Tue, 13 Jul 2010 10:22:56 UTC | #488377

Nunbeliever's Avatar Comment 9 by Nunbeliever

Well, as a finnish citizen I might be a bit partial concerning Russian matters. But this is of no suprise to me. Russia is no democracy. Has never been and probably never will be one. The old feodal roots go way too deep and the extreme nationalistic tendencies we have seen emerging during the last two decades really worries me! Read my lips when I say Russia is bound to be a big trouble spot in the future. It is more or less inevitable...

Updated: Tue, 13 Jul 2010 10:29:13 UTC | #488378

keddaw's Avatar Comment 10 by keddaw

@Reilly616,

It could no more go to the ECHR than the Supreme Court in the USA. Russia is not signed up to European treaties on most things, let alone human rights.

I feel sorry for the poor wee souls who had their feelings hurt because somebody put Mickey Mouse on a cross (have Disney been told?)

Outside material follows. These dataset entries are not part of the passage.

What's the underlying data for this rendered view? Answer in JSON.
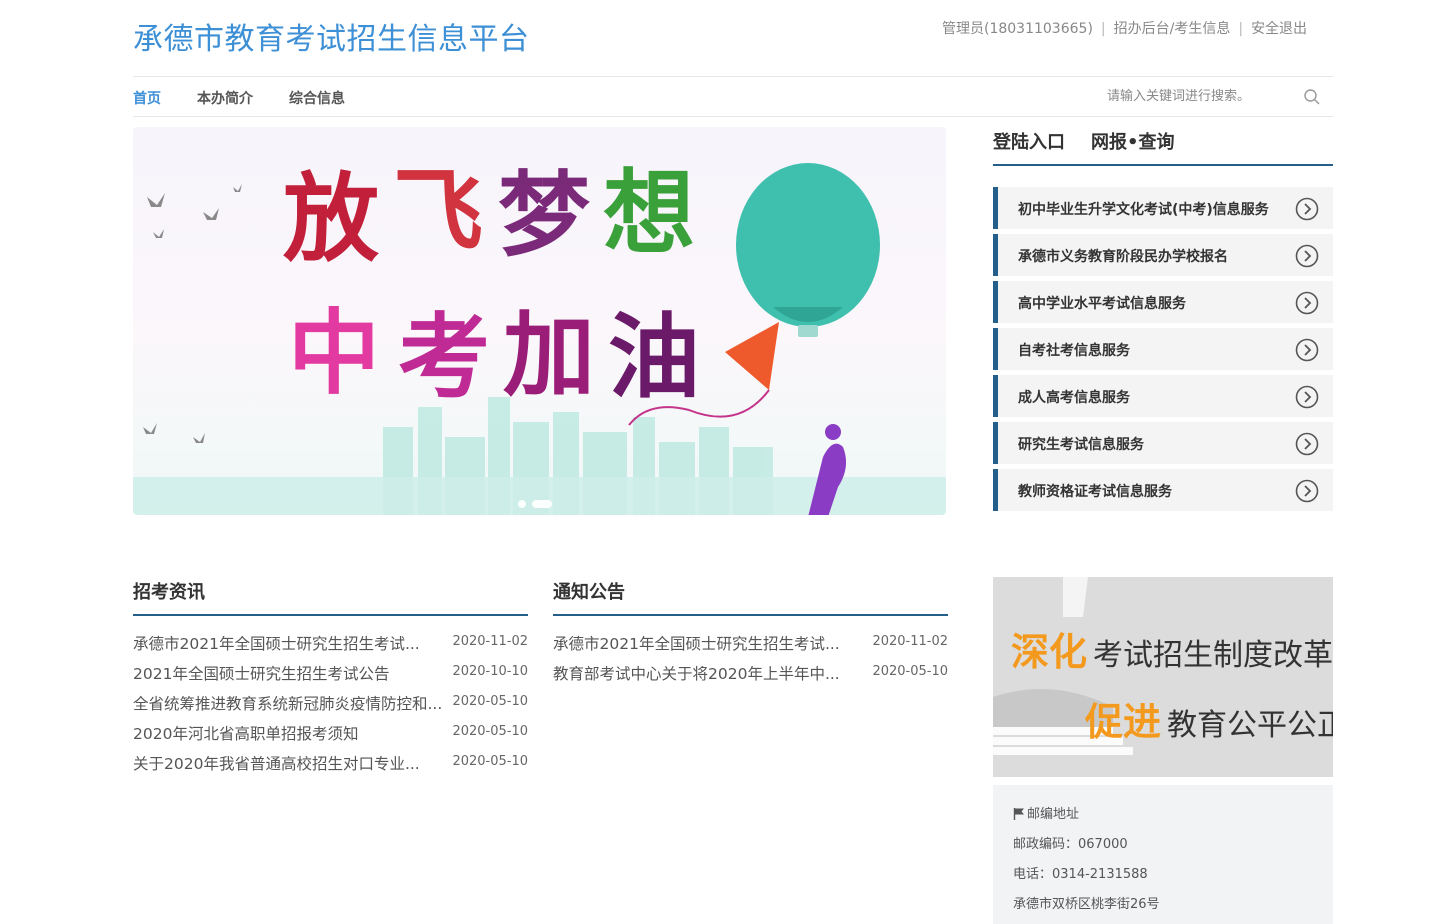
{
  "header": {
    "site_title": "承德市教育考试招生信息平台",
    "user_link": "管理员(18031103665)",
    "backend_link": "招办后台/考生信息",
    "logout_link": "安全退出",
    "separator": "|"
  },
  "nav": {
    "items": [
      {
        "label": "首页",
        "active": true
      },
      {
        "label": "本办简介",
        "active": false
      },
      {
        "label": "综合信息",
        "active": false
      }
    ]
  },
  "search": {
    "placeholder": "请输入关键词进行搜索。"
  },
  "banner": {
    "slides": 2,
    "active_slide": 2,
    "accent_colors": [
      "#c21f3a",
      "#e23aa0",
      "#3fbfae",
      "#ef5a2c"
    ]
  },
  "right_panel": {
    "tabs": [
      "登陆入口",
      "网报•查询"
    ],
    "services": [
      "初中毕业生升学文化考试(中考)信息服务",
      "承德市义务教育阶段民办学校报名",
      "高中学业水平考试信息服务",
      "自考社考信息服务",
      "成人高考信息服务",
      "研究生考试信息服务",
      "教师资格证考试信息服务"
    ]
  },
  "news": {
    "title": "招考资讯",
    "items": [
      {
        "title": "承德市2021年全国硕士研究生招生考试...",
        "date": "2020-11-02"
      },
      {
        "title": "2021年全国硕士研究生招生考试公告",
        "date": "2020-10-10"
      },
      {
        "title": "全省统筹推进教育系统新冠肺炎疫情防控和...",
        "date": "2020-05-10"
      },
      {
        "title": "2020年河北省高职单招报考须知",
        "date": "2020-05-10"
      },
      {
        "title": "关于2020年我省普通高校招生对口专业...",
        "date": "2020-05-10"
      }
    ]
  },
  "notices": {
    "title": "通知公告",
    "items": [
      {
        "title": "承德市2021年全国硕士研究生招生考试...",
        "date": "2020-11-02"
      },
      {
        "title": "教育部考试中心关于将2020年上半年中...",
        "date": "2020-05-10"
      }
    ]
  },
  "promo": {
    "line1_highlight": "深化",
    "line1_text": "考试招生制度改革",
    "line2_highlight": "促进",
    "line2_text": "教育公平公正"
  },
  "contact": {
    "heading": "邮编地址",
    "postcode": "邮政编码：067000",
    "phone": "电话：0314-2131588",
    "address": "承德市双桥区桃李街26号"
  },
  "colors": {
    "brand_blue": "#3d8fd6",
    "dark_blue": "#245e8a",
    "accent_orange": "#f39a1e"
  }
}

My omnipotent god needs the protection of law and the threat of violence from his believers because he can't take care of himself. Or is it actually the fact that they know their beliefs are ridiculous that make them want special protection from criticism?

Tue, 13 Jul 2010 11:31:45 UTC | #488385

aquilacane's Avatar Comment 11 by aquilacane

Feelings hurt... shit's sake. Try being threatened with hellfire your whole life. Punks. Hurt feelings should be the minimum they expect.

Updated: Tue, 13 Jul 2010 12:51:00 UTC | #488396

Rich Wilson's Avatar Comment 12 by Rich Wilson

I was reading a book about a British journalists trip down the Volga in the very late 80s as things were beginning to unravel. There was a story about a demonstration, in which one of the signs was (translated of course) "Democracy immediately, please" I thought the 'please' was pretty funny. I mentioned it to my Russian tutor. For her the interesting part was the expectation of something being given from above. The protester didn't think Democracy was something to work for, but rather to simply ask for. She went on to point out Russia's long history of being ruled by an autocratic authority, whether it be a Tsar or Lenin or Stalin.

I later talked to a Russian who had worked at a factory during the fall of the Soviet Union. Everyone in the factory was given shares. The managers told everyone to sell them their shares at a stated price, so everyone did. That's what you did. Whatever the party/boss/manager told you to. So the workers got a few kopeks, and the managers became the new rich owners.

Tue, 13 Jul 2010 19:08:30 UTC | #488457

KRKBAB's Avatar Comment 13 by KRKBAB

They're "sorry" they hurt their feelings? The Russian Orthodox funny man in a black dress mentions "sacred symbols"?! Fuck yer sacred symbols! And I'd feel privileged to hurt the feelings of the pious. My advance apologies to Nunbeliever for being a crude, passionate 'merican.

Tue, 13 Jul 2010 20:27:23 UTC | #488477

ceca's Avatar Comment 14 by ceca

thanks to the link Unfortunately there many and more trimmers historys, like these one, exist in the putins russia examples like magnitsky case and khodorkovsky and lebedev trial and many others can give you a better look at the worrying problems that russia is facing today

Tue, 13 Jul 2010 22:44:50 UTC | #488504

MickeyDroy's Avatar Comment 15 by MickeyDroy

Comment 6 by sirmailbox :

Russia has always been backwards, utterly rooted in totalitarianism. I don't think we can expect it to shake off those old filthy tendencies any time soon.

Yes, yes, yes - but you are drawing the wrong conclusion. A dreadful past and yet it is making big strides forwards. For every step forward the reaction is invariably just to say how far behind they are.

Enormous improvements are being presented as a bad static situation by big chunks of the Western media (often in cohorts with former Russian Oligarchs now out of favour with the current regime for meddling in politics and over criminal activities - such at Khordovsky's backers).

Of course, the quite deliberate manipulation of Russia's image by parts (not all) of the Western media actually makes russia look better in comparison.

Tue, 13 Jul 2010 23:10:54 UTC | #488510

Flapjack's Avatar Comment 16 by Flapjack

At the risk of doing a Godwin, we've been here before... in the 1930's http://en.wikipedia.org/wiki/Degenerate_art

Wed, 14 Jul 2010 05:58:00 UTC | #488544